The lady told me her name but I did not get it correctly. After eating, she took me to where he son works so he could help me find internet and also help me with other things I may need. We could not find internet after the long search and I then decided I should go to the airport, first of all to find a flight to Cape Verde Islands and also find internet – to reserve an AIRBNB apartment where I would stay. I exchanged number with her son, Constantine Djata and left for the airport.
On getting to the airport, I found out that it was cheaper to buy tickets to Cape Verde Islands from the airport than online. Online had very crazy prices while at the airport, I got something for around $440 for a return ticket. Tickets online were more than $700. I was however told I would have to be in possession of 1000 euros to make this visit. I was told the immigration officers would request to see that before I get into the country and I did not have the money with me as at then. So, I decided I was not going to travel there. I could not find the internet of course so I just went back to where I started. Not wanting to disturb anyone, I decided just to walk along the road and see if I could find a place or somewhere I could relax for some time and to my greatest surprise, I heard a couple speaking Igbo, my local dialect back home. They advised me on a place I could get a good hotel and also and called a taxi for me. It is also important to note that taxis are cheap in Bissau compared to places like Dakar or even Banjul. The taxi took me to the Hotel Jordani and lo, it was a home after all. The room was clean but old but costed 15000CFA ($25). I became relaxed and things got back to normal. First of all, I went in to sleep and afterwards, I came out to see other tourists who were there as well.
It was late in the evening and I was with one of the tourists who had arrived Bissau from Portugal.
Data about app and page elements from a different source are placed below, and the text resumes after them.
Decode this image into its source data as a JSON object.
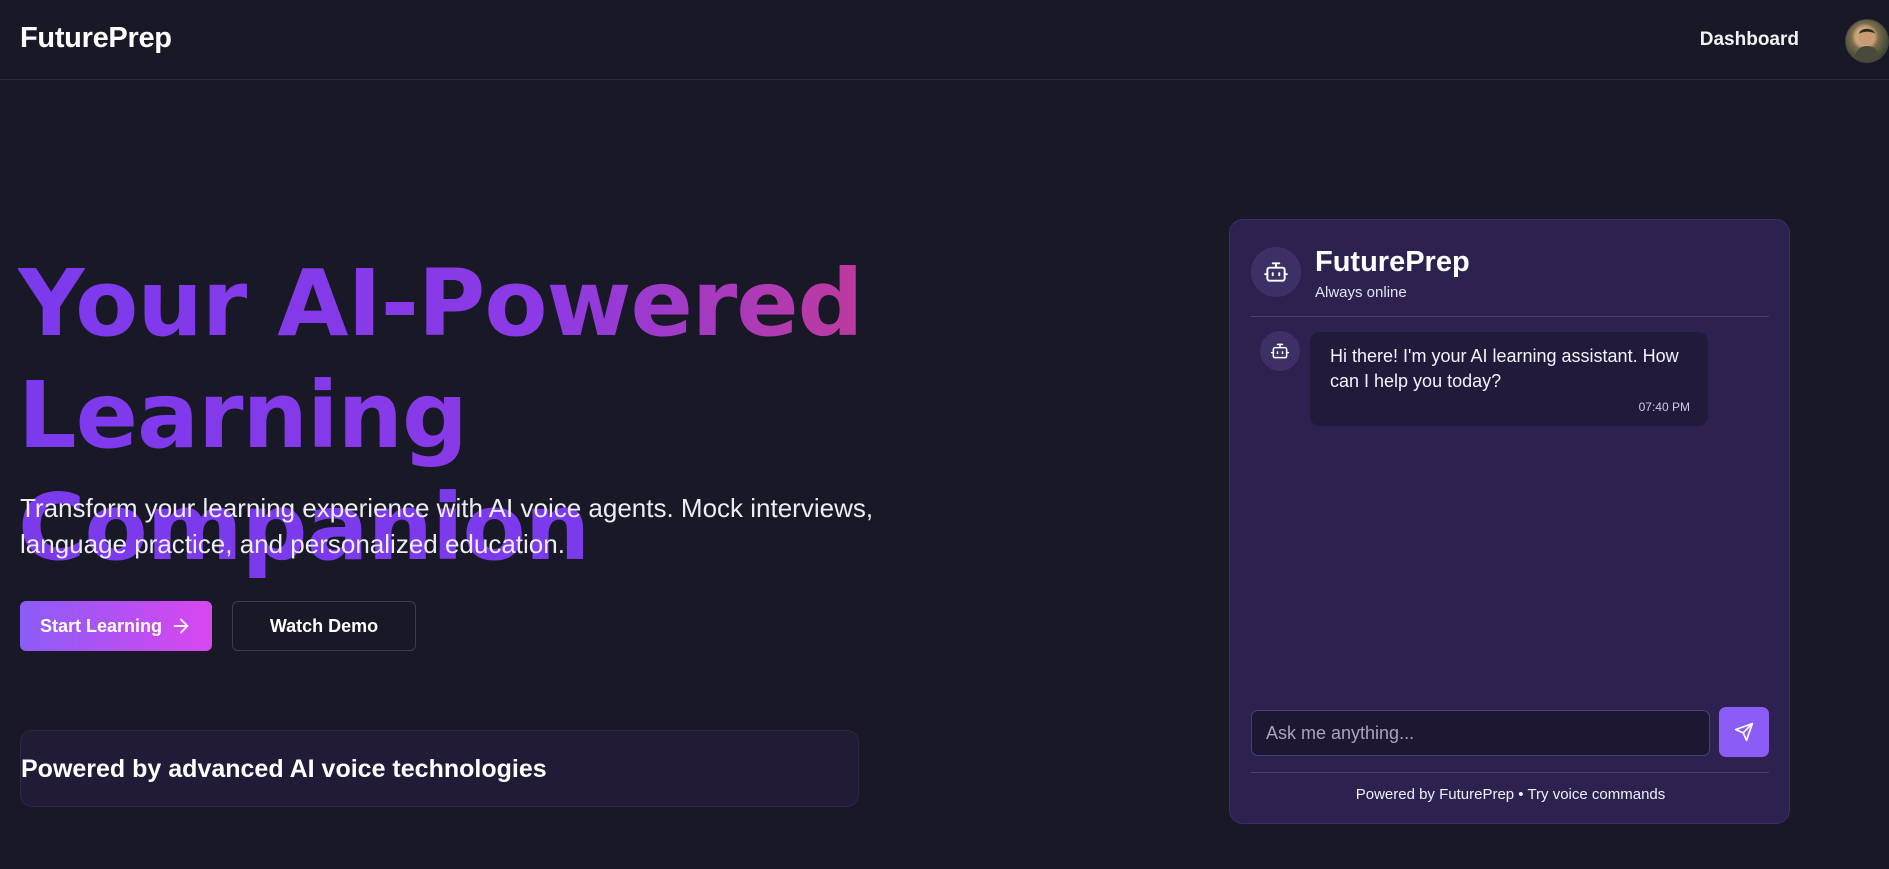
{
  "navbar": {
    "brand": "FuturePrep",
    "dashboard_label": "Dashboard"
  },
  "hero": {
    "title_line1": "Your AI-Powered Learning",
    "title_line2": "Companion",
    "subtitle": "Transform your learning experience with AI voice agents. Mock interviews, language practice, and personalized education.",
    "start_button": "Start Learning",
    "watch_button": "Watch Demo",
    "powered_text": "Powered by advanced AI voice technologies"
  },
  "chat": {
    "title": "FuturePrep",
    "status": "Always online",
    "messages": [
      {
        "text": "Hi there! I'm your AI learning assistant. How can I help you today?",
        "time": "07:40 PM"
      }
    ],
    "input_placeholder": "Ask me anything...",
    "footer": "Powered by FuturePrep • Try voice commands"
  },
  "colors": {
    "background": "#181826",
    "accent_purple": "#7c3aed",
    "accent_red": "#ef4444",
    "chat_panel": "#2d2150",
    "send_button": "#8b5cf6"
  }
}
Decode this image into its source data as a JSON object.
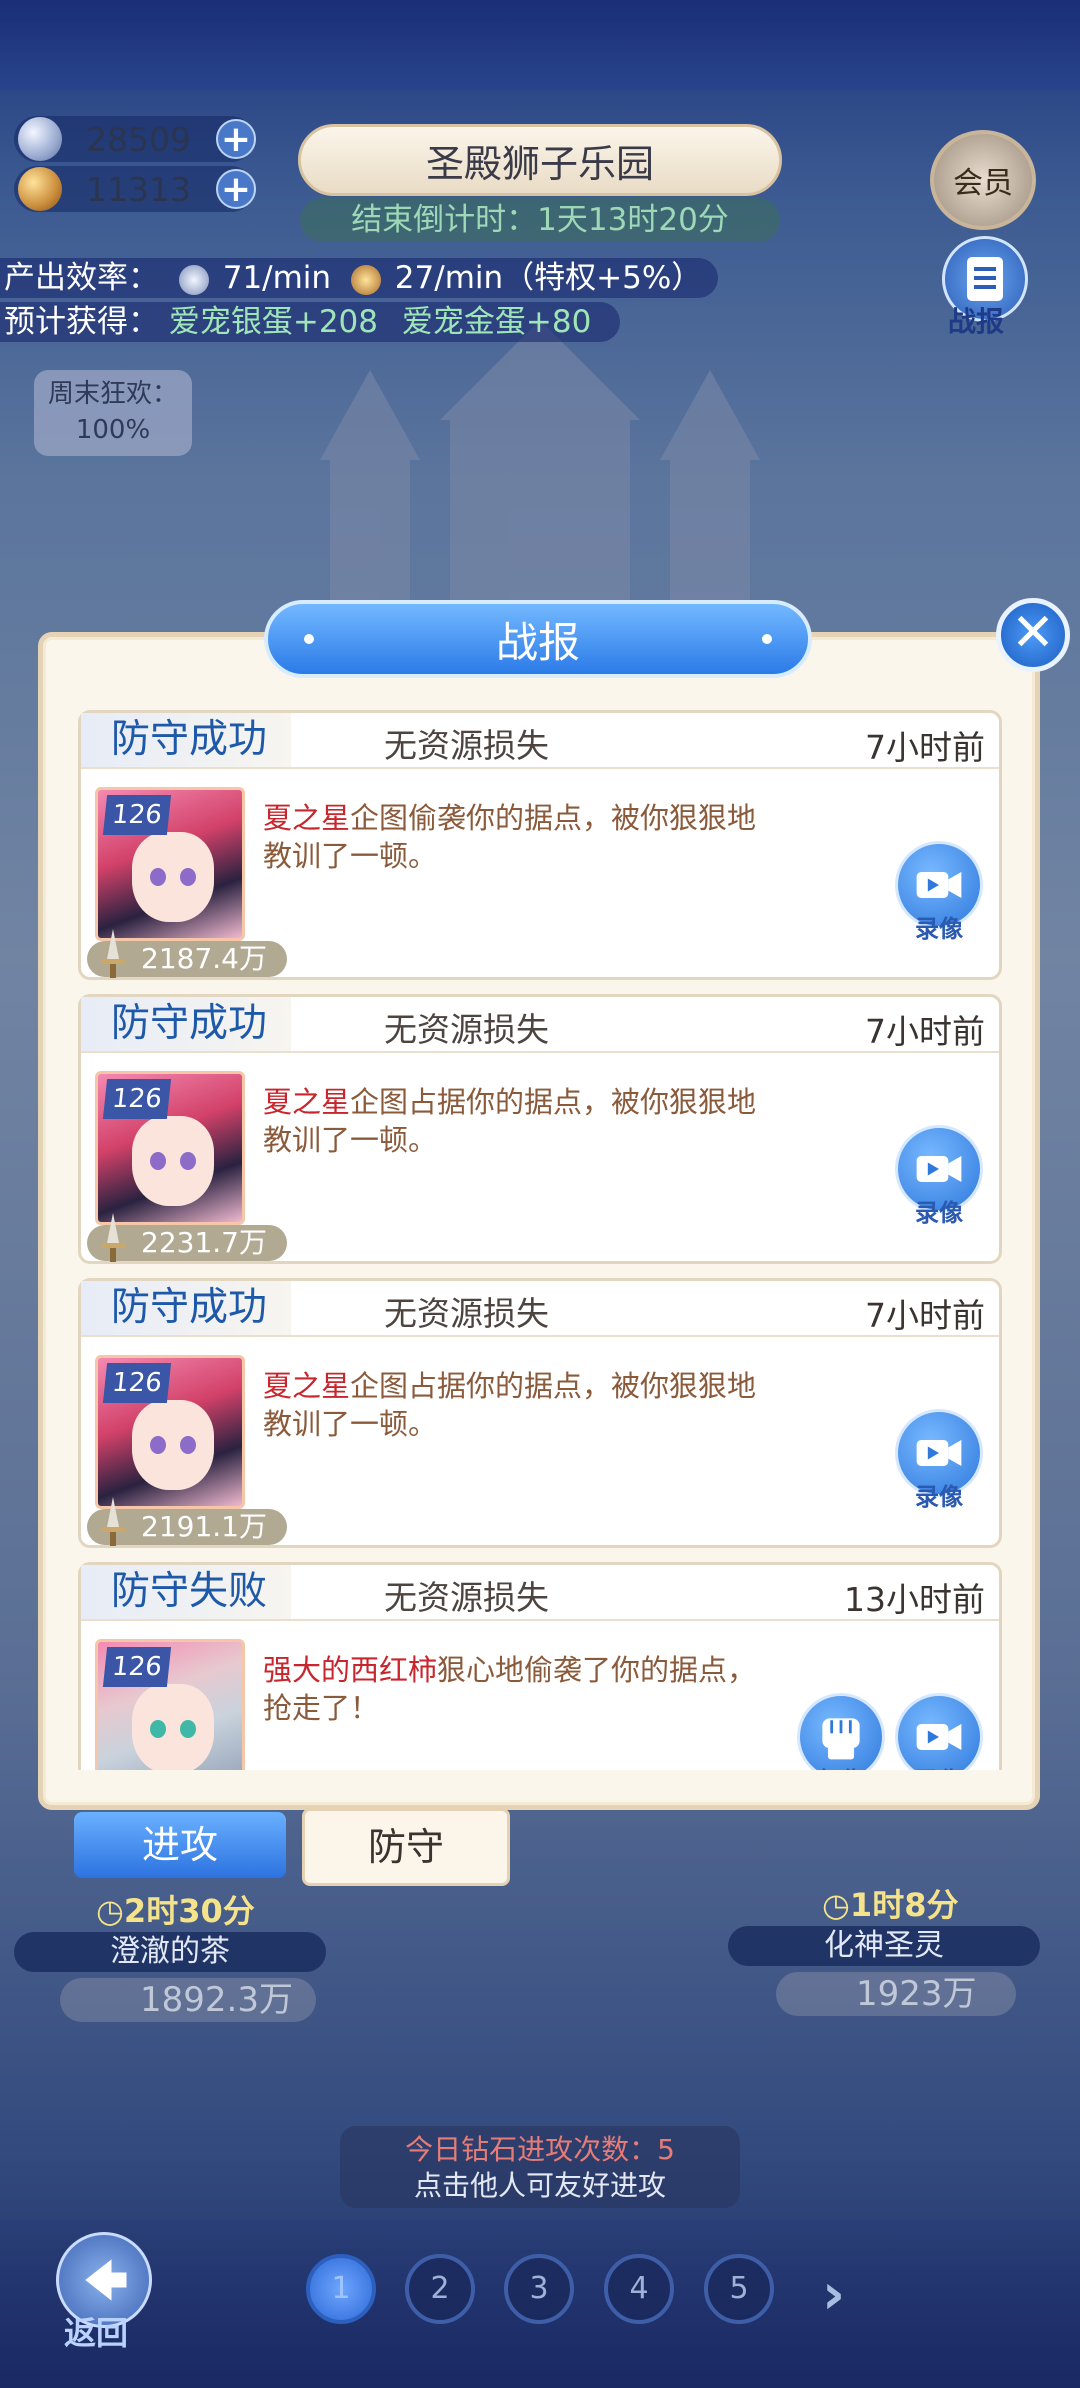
{
  "hud": {
    "silver_amount": "28509",
    "gold_amount": "11313",
    "stage_title": "圣殿狮子乐园",
    "countdown": "结束倒计时：1天13时20分",
    "vip_label": "会员",
    "report_label": "战报",
    "output_label": "产出效率：",
    "output_silver": "71/min",
    "output_gold": "27/min（特权+5%）",
    "expected_label": "预计获得：",
    "expected_silver": "爱宠银蛋+208",
    "expected_gold": "爱宠金蛋+80",
    "weekend_label": "周末狂欢：",
    "weekend_value": "100%"
  },
  "dialog": {
    "title": "战报",
    "close_label": "✕",
    "reports": [
      {
        "result": "防守成功",
        "loss": "无资源损失",
        "time": "7小时前",
        "level": "126",
        "power": "2187.4万",
        "attacker": "夏之星",
        "message": "企图偷袭你的据点，被你狠狠地教训了一顿。",
        "replay_label": "录像"
      },
      {
        "result": "防守成功",
        "loss": "无资源损失",
        "time": "7小时前",
        "level": "126",
        "power": "2231.7万",
        "attacker": "夏之星",
        "message": "企图占据你的据点，被你狠狠地教训了一顿。",
        "replay_label": "录像"
      },
      {
        "result": "防守成功",
        "loss": "无资源损失",
        "time": "7小时前",
        "level": "126",
        "power": "2191.1万",
        "attacker": "夏之星",
        "message": "企图占据你的据点，被你狠狠地教训了一顿。",
        "replay_label": "录像"
      },
      {
        "result": "防守失败",
        "loss": "无资源损失",
        "time": "13小时前",
        "level": "126",
        "power": "",
        "attacker": "强大的西红柿",
        "message": "狠心地偷袭了你的据点，抢走了！",
        "revenge_label": "复仇",
        "replay_label": "录像"
      }
    ]
  },
  "tabs": {
    "attack": "进攻",
    "defend": "防守"
  },
  "players": {
    "left": {
      "timer": "2时30分",
      "name": "澄澈的茶",
      "power": "1892.3万"
    },
    "right": {
      "timer": "1时8分",
      "name": "化神圣灵",
      "power": "1923万"
    }
  },
  "notice": {
    "line1": "今日钻石进攻次数：5",
    "line2": "点击他人可友好进攻"
  },
  "pager": {
    "pages": [
      "1",
      "2",
      "3",
      "4",
      "5"
    ],
    "current": "1",
    "next": "›",
    "back_label": "返回"
  },
  "colors": {
    "accent_blue": "#2b7be8",
    "attacker_red": "#c8252c",
    "result_blue": "#1e58a8"
  }
}
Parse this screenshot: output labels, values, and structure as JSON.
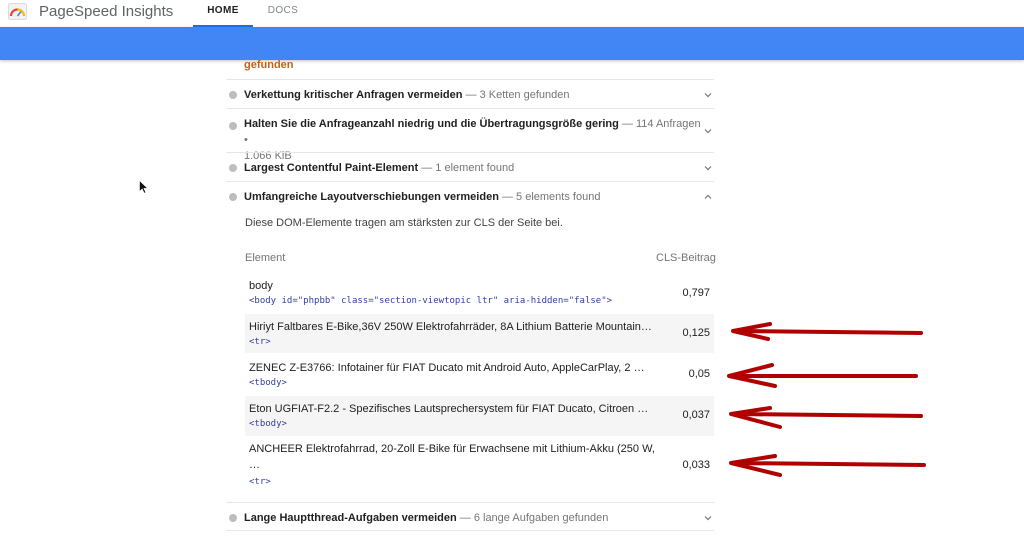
{
  "header": {
    "brand": "PageSpeed Insights",
    "tabs": [
      {
        "label": "HOME",
        "active": true
      },
      {
        "label": "DOCS",
        "active": false
      }
    ]
  },
  "colors": {
    "accent_blue": "#4285f4",
    "warning_orange": "#c5621a",
    "annotation_red": "#b00000"
  },
  "partial_found": "gefunden",
  "audits": [
    {
      "title": "Verkettung kritischer Anfragen vermeiden",
      "sub": "— 3 Ketten gefunden",
      "expanded": false
    },
    {
      "title": "Halten Sie die Anfrageanzahl niedrig und die Übertragungsgröße gering",
      "sub": "— 114 Anfragen •",
      "sub2": "1.066 KiB",
      "expanded": false
    },
    {
      "title": "Largest Contentful Paint-Element",
      "sub": "— 1 element found",
      "expanded": false
    },
    {
      "title": "Umfangreiche Layoutverschiebungen vermeiden",
      "sub": "— 5 elements found",
      "expanded": true
    },
    {
      "title": "Lange Hauptthread-Aufgaben vermeiden",
      "sub": "— 6 lange Aufgaben gefunden",
      "expanded": false
    }
  ],
  "cls_section": {
    "description": "Diese DOM-Elemente tragen am stärksten zur CLS der Seite bei.",
    "col_element": "Element",
    "col_cls": "CLS-Beitrag",
    "rows": [
      {
        "text": "body",
        "code": "<body id=\"phpbb\" class=\"section-viewtopic ltr\" aria-hidden=\"false\">",
        "value": "0,797"
      },
      {
        "text": "Hiriyt Faltbares E-Bike,36V 250W Elektrofahrräder, 8A Lithium Batterie Mountain…",
        "code": "<tr>",
        "value": "0,125"
      },
      {
        "text": " ZENEC Z-E3766: Infotainer für FIAT Ducato mit Android Auto, AppleCarPlay, 2 …",
        "code": "<tbody>",
        "value": "0,05"
      },
      {
        "text": " Eton UGFIAT-F2.2 - Spezifisches Lautsprechersystem für FIAT Ducato, Citroen …",
        "code": "<tbody>",
        "value": "0,037"
      },
      {
        "text": "ANCHEER Elektrofahrrad, 20-Zoll E-Bike für Erwachsene mit Lithium-Akku (250 W,",
        "text2": "…",
        "code": "<tr>",
        "value": "0,033"
      }
    ]
  },
  "icons": {
    "logo": "pagespeed-gauge-icon",
    "chevron_down": "chevron-down-icon",
    "chevron_up": "chevron-up-icon",
    "cursor": "mouse-cursor-icon",
    "arrow": "red-arrow-annotation"
  }
}
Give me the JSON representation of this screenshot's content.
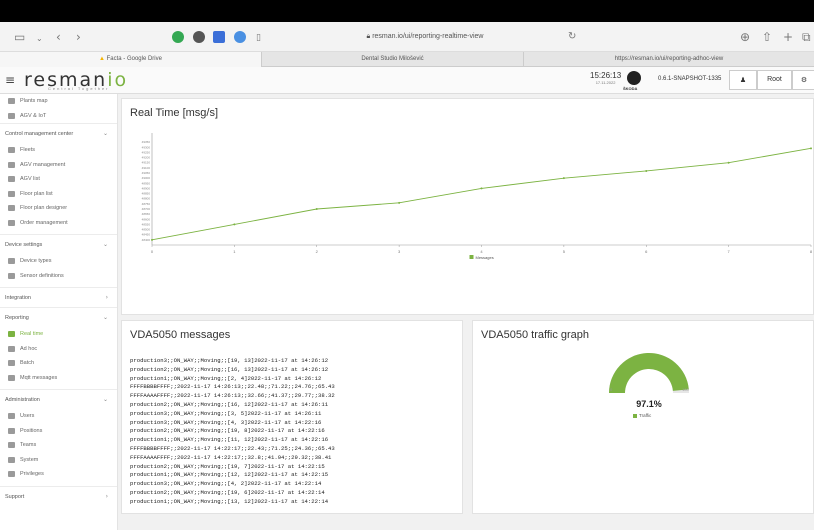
{
  "browser": {
    "url": "resman.io/ui/reporting-realtime-view",
    "tabs": [
      "Facta - Google Drive",
      "Dental Studio Milošević",
      "https://resman.io/ui/reporting-adhoc-view"
    ]
  },
  "header": {
    "logo_text": "resman",
    "logo_accent": "io",
    "tagline": "Central Together",
    "time": "15:26:13",
    "date": "17.11.2022",
    "brand": "ŠKODA",
    "version": "0.6.1-SNAPSHOT-1335",
    "user_label": "Root"
  },
  "sidebar": {
    "top_items": [
      {
        "label": "Plants map",
        "icon": "map-icon"
      },
      {
        "label": "AGV & IoT",
        "icon": "gear-icon"
      }
    ],
    "sections": [
      {
        "title": "Control management center",
        "items": [
          {
            "label": "Fleets",
            "icon": "fleet-icon"
          },
          {
            "label": "AGV management",
            "icon": "car-icon"
          },
          {
            "label": "AGV list",
            "icon": "car-icon"
          },
          {
            "label": "Floor plan list",
            "icon": "list-icon"
          },
          {
            "label": "Floor plan designer",
            "icon": "floorplan-icon"
          },
          {
            "label": "Order management",
            "icon": "order-icon"
          }
        ]
      },
      {
        "title": "Device settings",
        "items": [
          {
            "label": "Device types",
            "icon": "device-icon"
          },
          {
            "label": "Sensor definitions",
            "icon": "sensor-icon"
          }
        ]
      },
      {
        "title": "Integration",
        "items": []
      },
      {
        "title": "Reporting",
        "items": [
          {
            "label": "Real time",
            "icon": "chart-icon",
            "active": true
          },
          {
            "label": "Ad hoc",
            "icon": "chart-icon"
          },
          {
            "label": "Batch",
            "icon": "chart-icon"
          },
          {
            "label": "Mqtt messages",
            "icon": "message-icon"
          }
        ]
      },
      {
        "title": "Administration",
        "items": [
          {
            "label": "Users",
            "icon": "users-icon"
          },
          {
            "label": "Positions",
            "icon": "users-icon"
          },
          {
            "label": "Teams",
            "icon": "users-icon"
          },
          {
            "label": "System",
            "icon": "users-icon"
          },
          {
            "label": "Privileges",
            "icon": "users-icon"
          }
        ]
      },
      {
        "title": "Support",
        "items": []
      }
    ]
  },
  "realtime": {
    "title": "Real Time [msg/s]",
    "legend": "Messages",
    "color": "#7cb342"
  },
  "chart_data": {
    "type": "line",
    "title": "Real Time [msg/s]",
    "x": [
      0,
      1,
      2,
      3,
      4,
      5,
      6,
      7,
      8
    ],
    "series": [
      {
        "name": "Messages",
        "values": [
          48400,
          48550,
          48700,
          48760,
          48900,
          49000,
          49070,
          49150,
          49290
        ]
      }
    ],
    "ylim": [
      48350,
      49400
    ],
    "yticks": [
      "48400",
      "48450",
      "48500",
      "48550",
      "48600",
      "48650",
      "48700",
      "48750",
      "48800",
      "48850",
      "48900",
      "48950",
      "49000",
      "49050",
      "49100",
      "49150",
      "49200",
      "49250",
      "49300",
      "49350"
    ],
    "xlim": [
      0,
      8
    ]
  },
  "vda": {
    "title": "VDA5050 messages",
    "lines": [
      "production3;;ON_WAY;;Moving;;[19, 13]2022-11-17 at 14:26:12",
      "production2;;ON_WAY;;Moving;;[16, 13]2022-11-17 at 14:26:12",
      "production1;;ON_WAY;;Moving;;[2, 4]2022-11-17 at 14:26:12",
      "FFFFBBBBFFFF;;2022-11-17 14:26:13;;22.48;;71.22;;24.76;;65.43",
      "FFFFAAAAFFFF;;2022-11-17 14:26:13;;32.66;;41.37;;29.77;;38.32",
      "production2;;ON_WAY;;Moving;;[16, 12]2022-11-17 at 14:26:11",
      "production3;;ON_WAY;;Moving;;[3, 5]2022-11-17 at 14:26:11",
      "production3;;ON_WAY;;Moving;;[4, 3]2022-11-17 at 14:22:16",
      "production2;;ON_WAY;;Moving;;[19, 8]2022-11-17 at 14:22:16",
      "production1;;ON_WAY;;Moving;;[11, 12]2022-11-17 at 14:22:16",
      "FFFFBBBBFFFF;;2022-11-17 14:22:17;;22.43;;71.25;;24.36;;65.43",
      "FFFFAAAAFFFF;;2022-11-17 14:22:17;;32.8;;41.94;;29.32;;38.41",
      "production2;;ON_WAY;;Moving;;[19, 7]2022-11-17 at 14:22:15",
      "production1;;ON_WAY;;Moving;;[12, 12]2022-11-17 at 14:22:15",
      "production3;;ON_WAY;;Moving;;[4, 2]2022-11-17 at 14:22:14",
      "production2;;ON_WAY;;Moving;;[19, 6]2022-11-17 at 14:22:14",
      "production1;;ON_WAY;;Moving;;[13, 12]2022-11-17 at 14:22:14"
    ]
  },
  "traffic": {
    "title": "VDA5050 traffic graph",
    "value": 97.1,
    "value_label": "97.1%",
    "min_label": "0",
    "max_label": "100",
    "legend": "Traffic",
    "color": "#7cb342",
    "track_color": "#e6e6e6"
  }
}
A man in his early 70’s. It was easy to understand him and I told him earlier I was still learning and he attempted to speak slowly so I could understand. We talked about like in Portugal, learning other languages, and several other things. I came to understand that because of the fact he could not speak English. It has limited him to only visit places where Portuguese is spoken. Poor him I said to myself. I felt a little good within as that is not my problem at least. Not quite long after this, Constantine called me he was coming around to see me – He came with his friend Nelson and we had a very nice time. It was a very good time to practice Portuguese and they left after an hour.